Baringo Central, which President Moi has represented for nearly half a century, was being reserved for the president's youngest son, Gideon, who other siblings claim is preferred by the father, despite a past marked by allegations of scandal in various business transactions.

Wrapped within the family feud is the role of president Moi's personal aide, Joshua Kulei, who is said to have an overwhelming hold on the president, an influence which Gideon has been trying to minimise in vain. In return, Mr Kulei has won some of Moi's children to his side against Gideon.

Other key defectors who lost in the Kanu primaries were Cabinet minister Mwangi Githiomi and outgoing MP Stephen Ndicho. While Githiomi flopped due to a "poor development record," his recent defection to Kanu had not gone down well with the electorate, which has in the past two elections voted for the opposition.

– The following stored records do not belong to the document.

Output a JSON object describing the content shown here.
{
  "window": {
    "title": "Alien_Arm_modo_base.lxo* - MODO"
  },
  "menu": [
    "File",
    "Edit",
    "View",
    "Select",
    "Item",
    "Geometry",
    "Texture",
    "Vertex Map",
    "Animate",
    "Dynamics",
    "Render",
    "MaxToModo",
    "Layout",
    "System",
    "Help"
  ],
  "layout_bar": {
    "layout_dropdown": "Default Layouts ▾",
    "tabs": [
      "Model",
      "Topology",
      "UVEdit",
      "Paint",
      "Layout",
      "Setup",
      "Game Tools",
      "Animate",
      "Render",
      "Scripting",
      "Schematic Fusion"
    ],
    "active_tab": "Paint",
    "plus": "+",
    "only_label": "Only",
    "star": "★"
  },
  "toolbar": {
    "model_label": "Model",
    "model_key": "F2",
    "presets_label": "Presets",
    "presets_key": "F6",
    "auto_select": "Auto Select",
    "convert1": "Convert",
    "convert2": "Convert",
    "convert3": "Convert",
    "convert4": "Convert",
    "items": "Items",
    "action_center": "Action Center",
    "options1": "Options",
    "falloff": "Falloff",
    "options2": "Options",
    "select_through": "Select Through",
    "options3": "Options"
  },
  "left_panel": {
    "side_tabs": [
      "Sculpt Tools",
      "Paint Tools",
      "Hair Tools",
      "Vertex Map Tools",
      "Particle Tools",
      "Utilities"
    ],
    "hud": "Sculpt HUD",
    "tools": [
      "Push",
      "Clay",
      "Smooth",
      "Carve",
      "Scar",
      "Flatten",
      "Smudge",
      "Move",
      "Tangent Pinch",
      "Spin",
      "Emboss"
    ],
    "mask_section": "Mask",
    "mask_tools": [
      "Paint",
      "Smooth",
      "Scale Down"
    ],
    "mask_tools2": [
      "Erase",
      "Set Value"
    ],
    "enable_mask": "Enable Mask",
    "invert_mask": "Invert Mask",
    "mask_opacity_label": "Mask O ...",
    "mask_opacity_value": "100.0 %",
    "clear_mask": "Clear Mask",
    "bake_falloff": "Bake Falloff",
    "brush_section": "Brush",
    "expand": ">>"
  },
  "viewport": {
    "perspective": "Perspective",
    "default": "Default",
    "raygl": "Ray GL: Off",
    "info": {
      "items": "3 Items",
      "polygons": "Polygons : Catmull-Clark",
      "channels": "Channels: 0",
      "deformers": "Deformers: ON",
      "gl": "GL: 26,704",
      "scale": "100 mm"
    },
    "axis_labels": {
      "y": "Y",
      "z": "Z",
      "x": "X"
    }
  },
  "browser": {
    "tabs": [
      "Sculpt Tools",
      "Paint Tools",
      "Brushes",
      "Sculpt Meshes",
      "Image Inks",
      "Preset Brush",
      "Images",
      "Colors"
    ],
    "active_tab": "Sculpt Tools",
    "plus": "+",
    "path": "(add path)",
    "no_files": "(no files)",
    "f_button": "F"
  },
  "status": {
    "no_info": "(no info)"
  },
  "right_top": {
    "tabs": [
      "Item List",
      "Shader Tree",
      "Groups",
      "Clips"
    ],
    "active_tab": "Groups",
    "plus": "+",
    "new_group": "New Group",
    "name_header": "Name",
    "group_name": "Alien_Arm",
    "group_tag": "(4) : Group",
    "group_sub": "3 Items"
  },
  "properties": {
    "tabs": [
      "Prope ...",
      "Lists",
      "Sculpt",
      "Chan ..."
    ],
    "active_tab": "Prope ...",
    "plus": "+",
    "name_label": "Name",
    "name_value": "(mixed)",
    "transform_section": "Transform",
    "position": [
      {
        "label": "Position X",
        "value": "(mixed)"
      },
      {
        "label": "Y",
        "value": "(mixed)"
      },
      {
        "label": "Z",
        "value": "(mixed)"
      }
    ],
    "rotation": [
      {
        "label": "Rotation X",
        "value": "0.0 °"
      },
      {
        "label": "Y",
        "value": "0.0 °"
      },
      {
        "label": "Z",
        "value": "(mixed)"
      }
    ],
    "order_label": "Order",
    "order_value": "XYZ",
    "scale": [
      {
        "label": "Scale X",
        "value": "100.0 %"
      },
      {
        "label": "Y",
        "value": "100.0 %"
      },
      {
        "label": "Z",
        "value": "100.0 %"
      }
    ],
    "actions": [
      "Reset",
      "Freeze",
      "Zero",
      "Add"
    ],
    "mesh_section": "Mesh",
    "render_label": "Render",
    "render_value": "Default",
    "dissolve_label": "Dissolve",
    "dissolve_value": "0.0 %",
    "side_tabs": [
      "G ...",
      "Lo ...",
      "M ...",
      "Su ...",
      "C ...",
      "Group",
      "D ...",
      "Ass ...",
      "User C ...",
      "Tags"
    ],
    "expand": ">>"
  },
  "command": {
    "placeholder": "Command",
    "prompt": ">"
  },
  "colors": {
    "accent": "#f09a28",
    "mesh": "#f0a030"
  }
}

When Githiomi entered parliament through a by-election, the government cancelled a rural electrification programme for his Kipipiri constituency, apparently piqued because its candidate had lost.

Defectors to the opposition National Rainbow Coalition, particularly from Rift Valley province, also had a rude awakening.

The losers included a former army commander, Rtd Gen Augustine Cheruiyot, Moi's relative Kiptum Choge and a former diplomat, Samson Chemai. The three lost for lack of grassroots presence, with Gen Cheruiyot said to be fairly aloof. The electorate blames him for not recruiting locals into the army when he was at the helm.

Kanu has also adopted a strategy of its followers supporting weaker opposition candidates so that Kanu candidates get a smoother run in the December 27 election proper while ensuring the party nominates the strongest contender for all the seats.

A strategy paper addressed to a State House aide on November 18 by a Nakuru activist, for instance, proposes that the Kanu winner, David Sudi, should be supported by the loser, Boaz Kaino. Kanu fears that Mr Kaino might mobilise support for the opposition.

Other key losers were Lawrence Sifuna, Peter Oloo Aringo, Matu Wamae and Matere Keriri, politicians who have been involved in Kenyan politics for the past two decades. Mr Wamae and Mr Keriri were dislodged despite being close allies of Mr Kibaki, allegedly for being "aloof" from voters.
However, their fall arose from lack of influence peddling by Mr Kibaki under an arrangement among the 15 parties affiliated to Narc under which the top leaders, having been assured of automatic free nomination, would not interfere with nominations in other constituencies.

It was Mr Aringo who made a mark in the Eighth Parliament by bringing in legislation that will effectively make parliament independent of the executive.

Mr Aringo's fall was attributed to his being a "Nairobi" politician who dwelt on national issues, disregarding constituency issues.
Reported by Fred Oluoch, Joseph Karimi and Mugo Njeru.

For more see: AfricaOnline
-has links to other Kenyan papers. Some not updated very regularly though...

More recent info on observers for election at:
  • Facebook
  • Google Bookmarks
  • Ask
  • Kirtsy
  • LinkedIn
  • Digg
  • Twitter
  • SlashDot
  • Reddit
  • MySpace
  • Fark
  • Del.icio.us
  • Blogmarks
  • Yahoo Buzz
Elections in Kenya | 1 comments | Create New Account
The following comments are owned by whomever posted them. This site is not responsible for what they say.
comment by ACCK
Authored by: Anonymous on Monday, December 02 2002 @ 02:55 AM CST
who posted this? if you are in kenya, you should contact us if you are interested in joining us.
good story